== What you have to do ==
Apart from the pictures, every entry below must be given again exactly.
++++ Records supplied
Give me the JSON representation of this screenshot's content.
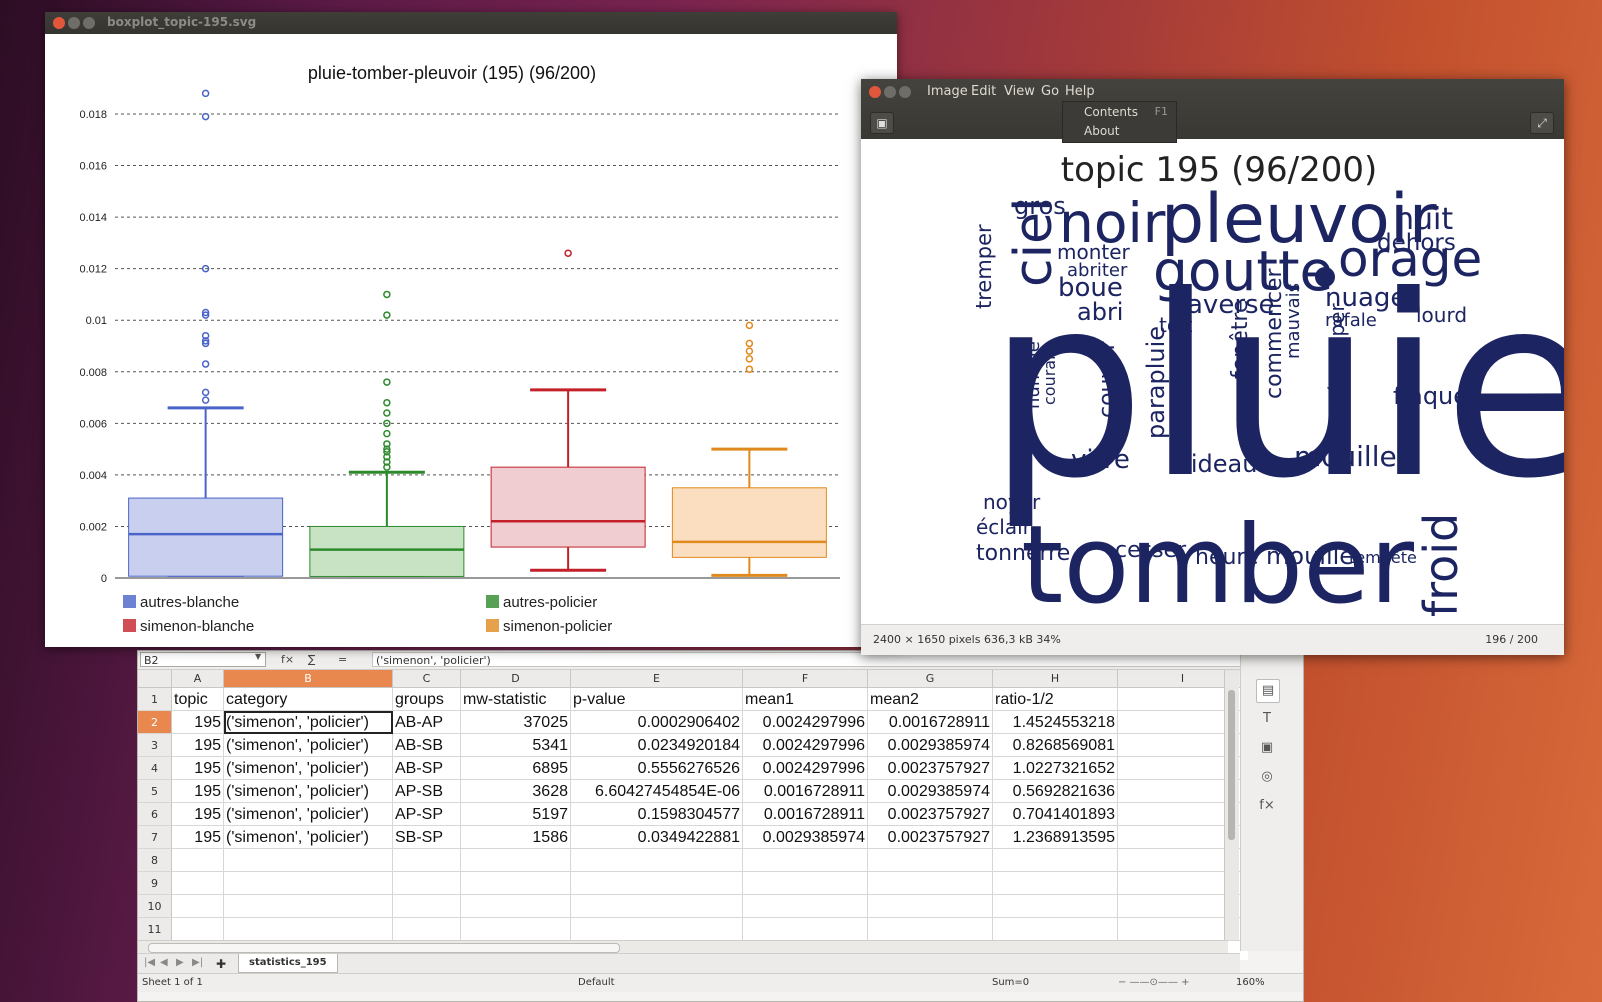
{
  "chart_window": {
    "title": "boxplot_topic-195.svg"
  },
  "chart_data": {
    "type": "boxplot",
    "title": "pluie-tomber-pleuvoir (195) (96/200)",
    "ylim": [
      0,
      0.019
    ],
    "y_ticks": [
      "0",
      "0.002",
      "0.004",
      "0.006",
      "0.008",
      "0.01",
      "0.012",
      "0.014",
      "0.016",
      "0.018"
    ],
    "grid": "horizontal-dashed",
    "legend_position": "bottom",
    "series": [
      {
        "name": "autres-blanche",
        "color": "#4a63c8",
        "fill": "#c9d0ef",
        "whisker_low": 0.0001,
        "q1": 7e-05,
        "median": 0.0017,
        "q3": 0.0031,
        "whisker_high": 0.0066,
        "outliers": [
          0.0069,
          0.0072,
          0.0083,
          0.0091,
          0.0092,
          0.0094,
          0.0102,
          0.0103,
          0.012,
          0.0179,
          0.0188
        ]
      },
      {
        "name": "autres-policier",
        "color": "#2c8a2c",
        "fill": "#c7e3c3",
        "whisker_low": 0.0001,
        "q1": 6e-05,
        "median": 0.0011,
        "q3": 0.002,
        "whisker_high": 0.0041,
        "outliers": [
          0.0043,
          0.0045,
          0.0047,
          0.0049,
          0.005,
          0.0052,
          0.0056,
          0.006,
          0.0064,
          0.0068,
          0.0076,
          0.0102,
          0.011
        ]
      },
      {
        "name": "simenon-blanche",
        "color": "#c4202a",
        "fill": "#efcdd0",
        "whisker_low": 0.0003,
        "q1": 0.0012,
        "median": 0.0022,
        "q3": 0.0043,
        "whisker_high": 0.0073,
        "outliers": [
          0.0126
        ]
      },
      {
        "name": "simenon-policier",
        "color": "#e08a1e",
        "fill": "#fbdec0",
        "whisker_low": 0.0001,
        "q1": 0.0008,
        "median": 0.0014,
        "q3": 0.0035,
        "whisker_high": 0.005,
        "outliers": [
          0.0081,
          0.0085,
          0.0088,
          0.0091,
          0.0098
        ]
      }
    ]
  },
  "viewer": {
    "menu": [
      "Image",
      "Edit",
      "View",
      "Go",
      "Help"
    ],
    "help_menu": {
      "contents": "Contents",
      "contents_shortcut": "F1",
      "about": "About"
    },
    "status_left": "2400 × 1650 pixels  636,3 kB   34%",
    "status_right": "196 / 200",
    "cloud_color": "#1c2461",
    "cloud_title": "topic 195 (96/200)",
    "words": [
      "pluie",
      "tomber",
      "pleuvoir",
      "goutte",
      "orage",
      "noir",
      "ciel",
      "froid",
      "nuit",
      "dehors",
      "nuage",
      "averse",
      "gros",
      "monter",
      "abriter",
      "boue",
      "abri",
      "toit",
      "rafale",
      "lourd",
      "tremper",
      "fenêtre",
      "commencer",
      "mauvais",
      "détremper",
      "parapluie",
      "couvrir",
      "humide",
      "courant",
      "flaque",
      "vitre",
      "rideau",
      "mouiller",
      "noyer",
      "éclair",
      "tonnerre",
      "cesser",
      "heure",
      "mouillé",
      "tempête"
    ]
  },
  "spreadsheet": {
    "name_box": "B2",
    "formula": "('simenon', 'policier')",
    "columns": [
      "A",
      "B",
      "C",
      "D",
      "E",
      "F",
      "G",
      "H",
      "I"
    ],
    "rows": [
      [
        "topic",
        "category",
        "groups",
        "mw-statistic",
        "p-value",
        "mean1",
        "mean2",
        "ratio-1/2"
      ],
      [
        "195",
        "('simenon', 'policier')",
        "AB-AP",
        "37025",
        "0.0002906402",
        "0.0024297996",
        "0.0016728911",
        "1.4524553218"
      ],
      [
        "195",
        "('simenon', 'policier')",
        "AB-SB",
        "5341",
        "0.0234920184",
        "0.0024297996",
        "0.0029385974",
        "0.8268569081"
      ],
      [
        "195",
        "('simenon', 'policier')",
        "AB-SP",
        "6895",
        "0.5556276526",
        "0.0024297996",
        "0.0023757927",
        "1.0227321652"
      ],
      [
        "195",
        "('simenon', 'policier')",
        "AP-SB",
        "3628",
        "6.60427454854E-06",
        "0.0016728911",
        "0.0029385974",
        "0.5692821636"
      ],
      [
        "195",
        "('simenon', 'policier')",
        "AP-SP",
        "5197",
        "0.1598304577",
        "0.0016728911",
        "0.0023757927",
        "0.7041401893"
      ],
      [
        "195",
        "('simenon', 'policier')",
        "SB-SP",
        "1586",
        "0.0349422881",
        "0.0029385974",
        "0.0023757927",
        "1.2368913595"
      ]
    ],
    "row_numbers": [
      "1",
      "2",
      "3",
      "4",
      "5",
      "6",
      "7",
      "8",
      "9",
      "10",
      "11"
    ],
    "sheet_tab": "statistics_195",
    "status": {
      "sheet": "Sheet 1 of 1",
      "style": "Default",
      "sum": "Sum=0",
      "zoom": "160%"
    }
  }
}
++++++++
== Response for this exercise ==
Give me the JSON representation of this screenshot's content.
{
  "chart_window": {
    "title": "boxplot_topic-195.svg"
  },
  "chart_data": {
    "type": "boxplot",
    "title": "pluie-tomber-pleuvoir (195) (96/200)",
    "ylim": [
      0,
      0.019
    ],
    "y_ticks": [
      "0",
      "0.002",
      "0.004",
      "0.006",
      "0.008",
      "0.01",
      "0.012",
      "0.014",
      "0.016",
      "0.018"
    ],
    "grid": "horizontal-dashed",
    "legend_position": "bottom",
    "series": [
      {
        "name": "autres-blanche",
        "color": "#4a63c8",
        "fill": "#c9d0ef",
        "whisker_low": 0.0001,
        "q1": 7e-05,
        "median": 0.0017,
        "q3": 0.0031,
        "whisker_high": 0.0066,
        "outliers": [
          0.0069,
          0.0072,
          0.0083,
          0.0091,
          0.0092,
          0.0094,
          0.0102,
          0.0103,
          0.012,
          0.0179,
          0.0188
        ]
      },
      {
        "name": "autres-policier",
        "color": "#2c8a2c",
        "fill": "#c7e3c3",
        "whisker_low": 0.0001,
        "q1": 6e-05,
        "median": 0.0011,
        "q3": 0.002,
        "whisker_high": 0.0041,
        "outliers": [
          0.0043,
          0.0045,
          0.0047,
          0.0049,
          0.005,
          0.0052,
          0.0056,
          0.006,
          0.0064,
          0.0068,
          0.0076,
          0.0102,
          0.011
        ]
      },
      {
        "name": "simenon-blanche",
        "color": "#c4202a",
        "fill": "#efcdd0",
        "whisker_low": 0.0003,
        "q1": 0.0012,
        "median": 0.0022,
        "q3": 0.0043,
        "whisker_high": 0.0073,
        "outliers": [
          0.0126
        ]
      },
      {
        "name": "simenon-policier",
        "color": "#e08a1e",
        "fill": "#fbdec0",
        "whisker_low": 0.0001,
        "q1": 0.0008,
        "median": 0.0014,
        "q3": 0.0035,
        "whisker_high": 0.005,
        "outliers": [
          0.0081,
          0.0085,
          0.0088,
          0.0091,
          0.0098
        ]
      }
    ]
  },
  "viewer": {
    "menu": [
      "Image",
      "Edit",
      "View",
      "Go",
      "Help"
    ],
    "help_menu": {
      "contents": "Contents",
      "contents_shortcut": "F1",
      "about": "About"
    },
    "status_left": "2400 × 1650 pixels  636,3 kB   34%",
    "status_right": "196 / 200",
    "cloud_color": "#1c2461",
    "cloud_title": "topic 195 (96/200)",
    "words": [
      "pluie",
      "tomber",
      "pleuvoir",
      "goutte",
      "orage",
      "noir",
      "ciel",
      "froid",
      "nuit",
      "dehors",
      "nuage",
      "averse",
      "gros",
      "monter",
      "abriter",
      "boue",
      "abri",
      "toit",
      "rafale",
      "lourd",
      "tremper",
      "fenêtre",
      "commencer",
      "mauvais",
      "détremper",
      "parapluie",
      "couvrir",
      "humide",
      "courant",
      "flaque",
      "vitre",
      "rideau",
      "mouiller",
      "noyer",
      "éclair",
      "tonnerre",
      "cesser",
      "heure",
      "mouillé",
      "tempête"
    ]
  },
  "spreadsheet": {
    "name_box": "B2",
    "formula": "('simenon', 'policier')",
    "columns": [
      "A",
      "B",
      "C",
      "D",
      "E",
      "F",
      "G",
      "H",
      "I"
    ],
    "rows": [
      [
        "topic",
        "category",
        "groups",
        "mw-statistic",
        "p-value",
        "mean1",
        "mean2",
        "ratio-1/2"
      ],
      [
        "195",
        "('simenon', 'policier')",
        "AB-AP",
        "37025",
        "0.0002906402",
        "0.0024297996",
        "0.0016728911",
        "1.4524553218"
      ],
      [
        "195",
        "('simenon', 'policier')",
        "AB-SB",
        "5341",
        "0.0234920184",
        "0.0024297996",
        "0.0029385974",
        "0.8268569081"
      ],
      [
        "195",
        "('simenon', 'policier')",
        "AB-SP",
        "6895",
        "0.5556276526",
        "0.0024297996",
        "0.0023757927",
        "1.0227321652"
      ],
      [
        "195",
        "('simenon', 'policier')",
        "AP-SB",
        "3628",
        "6.60427454854E-06",
        "0.0016728911",
        "0.0029385974",
        "0.5692821636"
      ],
      [
        "195",
        "('simenon', 'policier')",
        "AP-SP",
        "5197",
        "0.1598304577",
        "0.0016728911",
        "0.0023757927",
        "0.7041401893"
      ],
      [
        "195",
        "('simenon', 'policier')",
        "SB-SP",
        "1586",
        "0.0349422881",
        "0.0029385974",
        "0.0023757927",
        "1.2368913595"
      ]
    ],
    "row_numbers": [
      "1",
      "2",
      "3",
      "4",
      "5",
      "6",
      "7",
      "8",
      "9",
      "10",
      "11"
    ],
    "sheet_tab": "statistics_195",
    "status": {
      "sheet": "Sheet 1 of 1",
      "style": "Default",
      "sum": "Sum=0",
      "zoom": "160%"
    }
  }
}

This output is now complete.